TASK OBJECTIVE
A line qualifies if it holds the string "name". Copy every qualifying line from the records.

PROVIDED DATA
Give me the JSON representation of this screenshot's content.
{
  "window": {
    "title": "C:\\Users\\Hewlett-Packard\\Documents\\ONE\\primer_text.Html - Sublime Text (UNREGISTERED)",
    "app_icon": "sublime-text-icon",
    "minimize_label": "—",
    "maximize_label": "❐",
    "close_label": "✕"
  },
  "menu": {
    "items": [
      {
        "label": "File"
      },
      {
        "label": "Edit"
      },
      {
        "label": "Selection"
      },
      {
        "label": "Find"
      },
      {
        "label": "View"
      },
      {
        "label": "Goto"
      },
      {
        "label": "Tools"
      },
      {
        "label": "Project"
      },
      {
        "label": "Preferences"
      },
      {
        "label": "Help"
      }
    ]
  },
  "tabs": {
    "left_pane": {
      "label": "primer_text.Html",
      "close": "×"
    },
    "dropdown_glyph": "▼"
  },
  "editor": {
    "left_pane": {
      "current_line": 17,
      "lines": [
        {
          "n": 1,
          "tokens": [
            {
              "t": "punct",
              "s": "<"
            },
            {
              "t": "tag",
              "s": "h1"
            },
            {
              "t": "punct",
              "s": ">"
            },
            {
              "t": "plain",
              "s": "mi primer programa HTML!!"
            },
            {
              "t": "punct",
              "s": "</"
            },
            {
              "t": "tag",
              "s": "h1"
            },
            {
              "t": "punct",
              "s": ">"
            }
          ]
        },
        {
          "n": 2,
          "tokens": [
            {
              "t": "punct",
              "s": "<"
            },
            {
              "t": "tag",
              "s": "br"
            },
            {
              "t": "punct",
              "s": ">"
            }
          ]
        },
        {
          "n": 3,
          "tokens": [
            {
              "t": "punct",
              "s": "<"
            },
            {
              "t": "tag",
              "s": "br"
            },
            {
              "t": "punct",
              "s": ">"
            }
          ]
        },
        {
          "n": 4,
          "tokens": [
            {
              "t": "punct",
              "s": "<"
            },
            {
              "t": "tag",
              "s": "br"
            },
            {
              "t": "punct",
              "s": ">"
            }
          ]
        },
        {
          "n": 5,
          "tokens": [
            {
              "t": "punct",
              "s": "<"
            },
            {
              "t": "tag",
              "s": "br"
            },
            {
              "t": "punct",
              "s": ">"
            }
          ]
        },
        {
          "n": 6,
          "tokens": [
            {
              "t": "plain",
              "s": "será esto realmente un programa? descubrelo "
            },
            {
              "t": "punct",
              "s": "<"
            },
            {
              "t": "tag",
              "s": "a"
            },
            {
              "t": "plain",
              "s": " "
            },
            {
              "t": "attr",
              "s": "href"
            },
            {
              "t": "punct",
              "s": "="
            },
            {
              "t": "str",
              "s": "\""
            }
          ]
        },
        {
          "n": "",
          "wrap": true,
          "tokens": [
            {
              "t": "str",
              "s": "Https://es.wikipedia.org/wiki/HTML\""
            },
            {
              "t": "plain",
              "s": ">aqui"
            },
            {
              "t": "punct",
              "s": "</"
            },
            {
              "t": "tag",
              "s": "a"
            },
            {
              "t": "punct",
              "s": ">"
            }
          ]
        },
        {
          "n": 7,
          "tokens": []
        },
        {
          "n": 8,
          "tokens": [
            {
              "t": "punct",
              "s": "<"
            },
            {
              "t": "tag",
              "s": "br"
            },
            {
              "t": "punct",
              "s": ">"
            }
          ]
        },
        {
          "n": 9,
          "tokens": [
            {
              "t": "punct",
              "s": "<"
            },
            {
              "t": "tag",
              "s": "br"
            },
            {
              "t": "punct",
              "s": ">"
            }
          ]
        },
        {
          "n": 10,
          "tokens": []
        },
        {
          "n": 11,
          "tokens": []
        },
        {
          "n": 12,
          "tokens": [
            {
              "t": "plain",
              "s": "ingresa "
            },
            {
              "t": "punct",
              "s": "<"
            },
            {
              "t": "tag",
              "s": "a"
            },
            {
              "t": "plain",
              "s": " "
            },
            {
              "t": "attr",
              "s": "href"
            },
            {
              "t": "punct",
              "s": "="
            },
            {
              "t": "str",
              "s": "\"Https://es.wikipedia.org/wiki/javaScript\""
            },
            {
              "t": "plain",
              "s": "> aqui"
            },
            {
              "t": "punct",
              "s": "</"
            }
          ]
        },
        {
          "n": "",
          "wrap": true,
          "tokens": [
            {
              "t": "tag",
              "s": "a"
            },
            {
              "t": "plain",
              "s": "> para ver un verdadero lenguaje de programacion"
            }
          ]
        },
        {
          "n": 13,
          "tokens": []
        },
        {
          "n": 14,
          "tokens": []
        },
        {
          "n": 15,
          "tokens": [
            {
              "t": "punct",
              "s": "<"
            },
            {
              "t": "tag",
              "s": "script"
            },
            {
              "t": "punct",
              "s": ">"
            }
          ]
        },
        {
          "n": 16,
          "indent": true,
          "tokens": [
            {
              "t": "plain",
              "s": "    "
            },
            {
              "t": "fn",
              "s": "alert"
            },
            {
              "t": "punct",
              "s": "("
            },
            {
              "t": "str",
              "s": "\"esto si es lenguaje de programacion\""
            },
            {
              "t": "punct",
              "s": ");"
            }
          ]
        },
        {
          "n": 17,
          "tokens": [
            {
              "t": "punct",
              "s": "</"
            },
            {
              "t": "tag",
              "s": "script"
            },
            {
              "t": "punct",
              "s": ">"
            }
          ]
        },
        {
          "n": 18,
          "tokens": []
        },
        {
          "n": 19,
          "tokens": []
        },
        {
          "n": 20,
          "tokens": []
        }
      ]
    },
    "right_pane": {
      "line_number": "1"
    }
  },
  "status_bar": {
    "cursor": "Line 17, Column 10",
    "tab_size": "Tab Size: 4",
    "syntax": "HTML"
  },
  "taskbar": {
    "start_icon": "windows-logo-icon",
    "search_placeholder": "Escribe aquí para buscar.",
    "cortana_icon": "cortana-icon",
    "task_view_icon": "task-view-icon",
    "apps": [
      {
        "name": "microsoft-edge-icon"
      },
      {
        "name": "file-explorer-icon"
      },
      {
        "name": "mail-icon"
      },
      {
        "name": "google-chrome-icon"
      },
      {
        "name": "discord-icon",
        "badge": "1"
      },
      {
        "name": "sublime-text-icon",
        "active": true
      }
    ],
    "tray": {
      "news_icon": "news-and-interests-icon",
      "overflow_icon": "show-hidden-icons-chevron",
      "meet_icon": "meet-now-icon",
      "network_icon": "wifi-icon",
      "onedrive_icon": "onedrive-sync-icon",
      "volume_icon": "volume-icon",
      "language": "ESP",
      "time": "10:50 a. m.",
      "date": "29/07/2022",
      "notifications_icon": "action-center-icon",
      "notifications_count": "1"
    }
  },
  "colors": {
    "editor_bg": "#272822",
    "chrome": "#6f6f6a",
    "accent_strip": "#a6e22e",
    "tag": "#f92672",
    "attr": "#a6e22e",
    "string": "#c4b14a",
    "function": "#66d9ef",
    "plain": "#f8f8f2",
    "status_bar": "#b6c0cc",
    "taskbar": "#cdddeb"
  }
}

PROBLEM SOLUTION
        "name": "microsoft-edge-icon"
        "name": "file-explorer-icon"
        "name": "mail-icon"
        "name": "google-chrome-icon"
        "name": "discord-icon",
        "name": "sublime-text-icon",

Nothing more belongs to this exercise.